Road to semi-finals - Heineken Champions Cup

Semi-finals of the Heineken Champions Cup will be played on 20th and 21st April
Semi-finals of the Heineken Champions Cup will be played on 20th and 21st April
©PA

The Heineken Champions Cup has reached the business end of the tournament with Saracens, Munster Rugby, Leinster and Toulouse in contention to win the competition.

Response on the increase:

Attendances for the European tournaments have been on the rise this season with under 1.35 million spectators with the quarter-finals of the Champions Cup alone aggregating 124,147 which is the highest since the 2011/12 season. The numbers are also the fifth highest in the history of the tournament's quarter-finals. Make sure to read this Betonline review if your thinking about placing some action on the match.

Semi-final fixtures:

Saracens v Munster Rugby, Ricoh Arena, Coventry on 20th April
Leinster Rugby v Toulouse, Aviva Stadium, Dublin on 21st April

Road to semi-finals

Saracens:

Clearly, the team to beat in the tournament so far. The group stage saw Saracens extend their domination after winning all their six games that included four bonus point victories amassing 28 points to finish at the top of the Pool 3. Saracens also had to face their group opponent Glasgow Warriors in the quarter-final and it was double from Liam Williams and David Strettle, who contributed massively as Mark McCall's men came up with a seven-try performance to beat the Scottish side 56-27 at Allianz Park. The win was even special for the Premiership side as they went on to outplay Glasgow even without Owen Farrell, who had to miss the game as he was expecting his first child, with wife Georgie.

Having won the Champions Cup during 2015/16 and 2016/17 seasons, Saracens surely will be among the top contenders to win the tournament once again.

Saracens' Billy Vunipola urged the side to bring their best game if they are to beat Munster in the semi-final.

“They’re a tough, tough team. Anyone who wants to play against them has to win the arm-wrestle first. They’re very organised.

“We played them two years ago in Dublin and they were awesome, so we’ve got to bring our A game.”

Munster Rugby:

One of the two Irish sides to reach the top four, Munster will be looking to make most of their thrilling win over Edinburgh in the quarter-final. Having been 13-10 down until the 70th minute, Keith Earls with the decisive touchdown ensured the Irish side crossed the line to reach the semi-final. Munster also had a productive group stage with four wins from six games and were clear toppers with 21 points in Pool 2. A title win in this edition will be their first since then last won the Champions Cup during 2007/08 season.

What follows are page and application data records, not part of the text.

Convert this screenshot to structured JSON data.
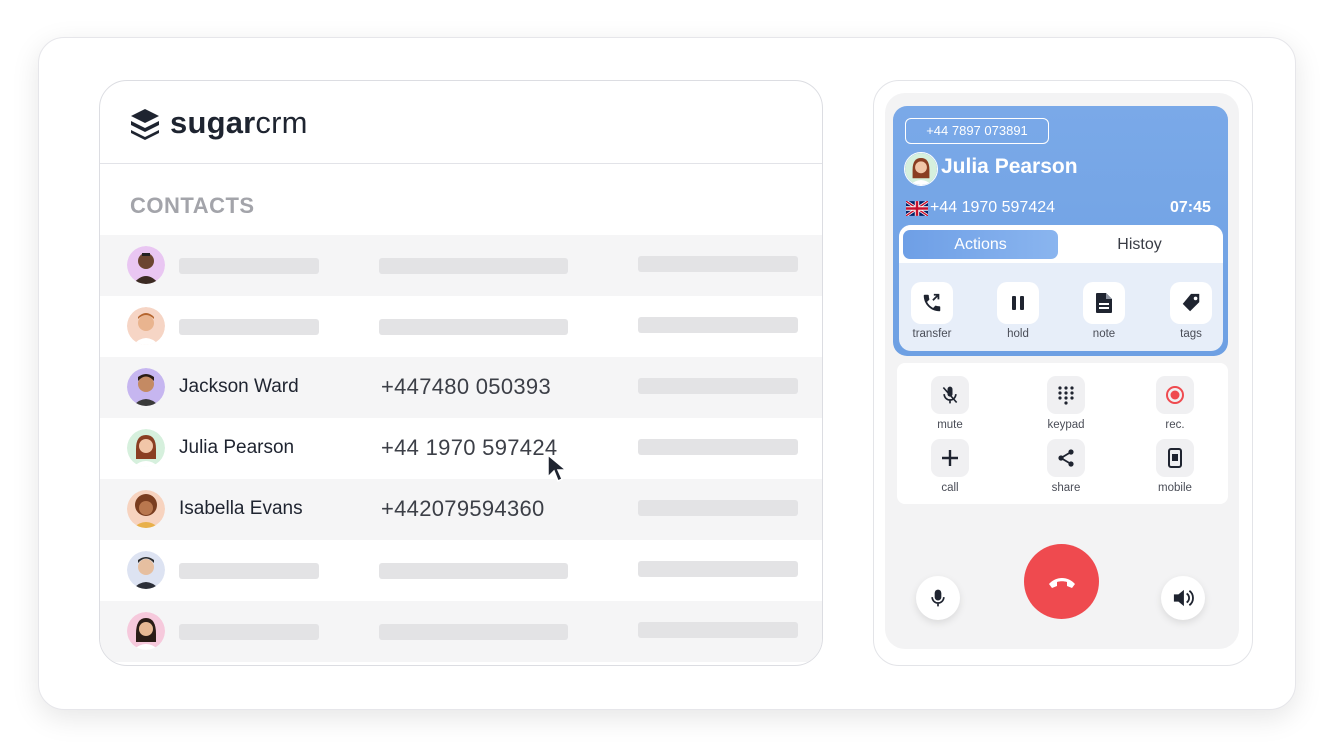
{
  "crm": {
    "logo_bold": "sugar",
    "logo_light": "crm",
    "section_title": "CONTACTS",
    "contacts": [
      {
        "name": "Jackson Ward",
        "phone": "+447480 050393"
      },
      {
        "name": "Julia Pearson",
        "phone": "+44 1970 597424"
      },
      {
        "name": "Isabella Evans",
        "phone": "+442079594360"
      }
    ]
  },
  "phone": {
    "dialed_number": "+44 7897 073891",
    "caller_name": "Julia Pearson",
    "caller_phone": "+44 1970 597424",
    "call_timer": "07:45",
    "tabs": [
      "Actions",
      "Histoy"
    ],
    "actions": [
      "transfer",
      "hold",
      "note",
      "tags"
    ],
    "controls": [
      "mute",
      "keypad",
      "rec.",
      "call",
      "share",
      "mobile"
    ],
    "colors": {
      "accent": "#7aa9e8",
      "hangup": "#ef4a4f",
      "record": "#ef4a4f"
    }
  }
}
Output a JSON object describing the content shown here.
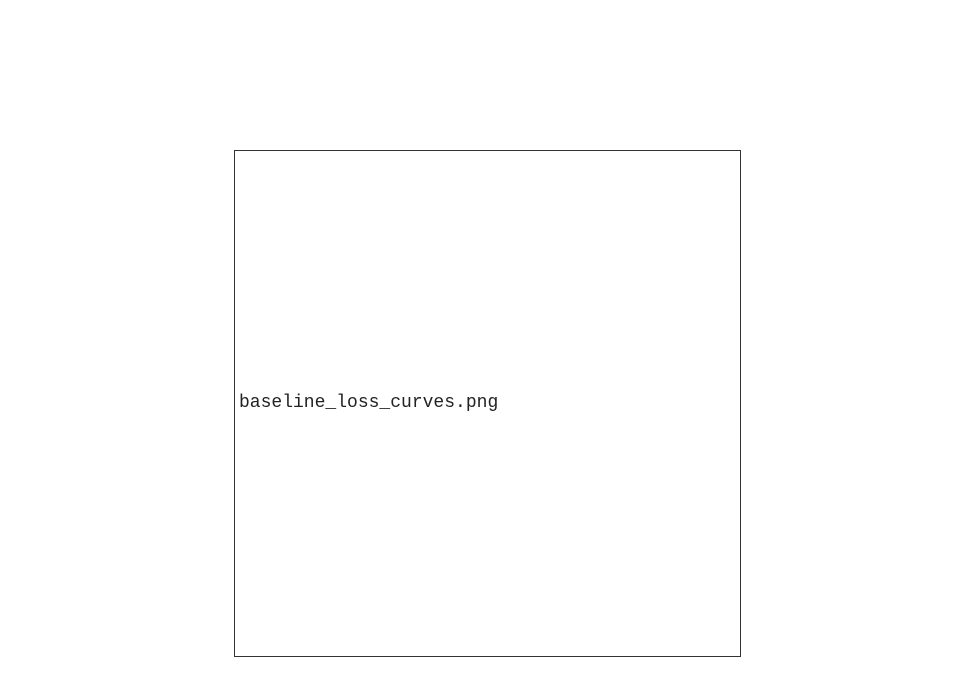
{
  "figure": {
    "placeholder_filename": "baseline_loss_curves.png"
  },
  "colors": {
    "background": "#ffffff",
    "border": "#333333",
    "text": "#222222"
  }
}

Leinster Rugby:

With five wins from six games, Leinster amassed 25 points in the group stage that saw them top Pool 1 but it was Ross Byrne, who helped them edge out Irish rivals Ulster 21-18 in the quarter-final. Bryne kicked three penalties including the decisive one at the end and also had an 11th minute try to set up the thrilling win. A title victory this season will see Leinster surpass Toulouse to win their fifth Champions Cup - the most by any teams in the history of the tournament.

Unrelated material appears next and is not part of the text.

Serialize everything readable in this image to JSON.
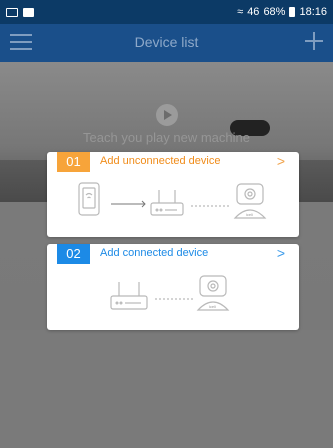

Toulouse:

Just like Leinster, they have a chance to win the fifth title in the Champions Cup and their confidence would have increased with the 21-22 win over Racing 92 in the quarter-final. Toulouse played most of the game with just 14-men following a red card to Zack Holmes at the start of the second quarter but despite the setback a double from Antoine Dupont and a touchdown from Maxime Medard proved just enough as they edged out their Top 14 rivals. With 21 points from six games, their tally proved enough to finish one of the second best team to reach the knock-out stage.

Toulouse director of rugby Ugo Mola stated that the team is upbeat about facing Leinster, who he believes is the 'best team in Europe'.

“In the semi-finals we will be playing the best team in Europe at home,” said Mola of Toulouse’s fellow four-time winners. “But we are delighted to be doing so. It’s fantastic to be playing a semi-final at the Aviva.

“Those who have been following this group know that they have something extra, something different. Will that allow us to win something that counts now?

“The reality is that we have progressed beyond one more very important stage and now we have to go to Leinster, where I think something more difficult awaits us."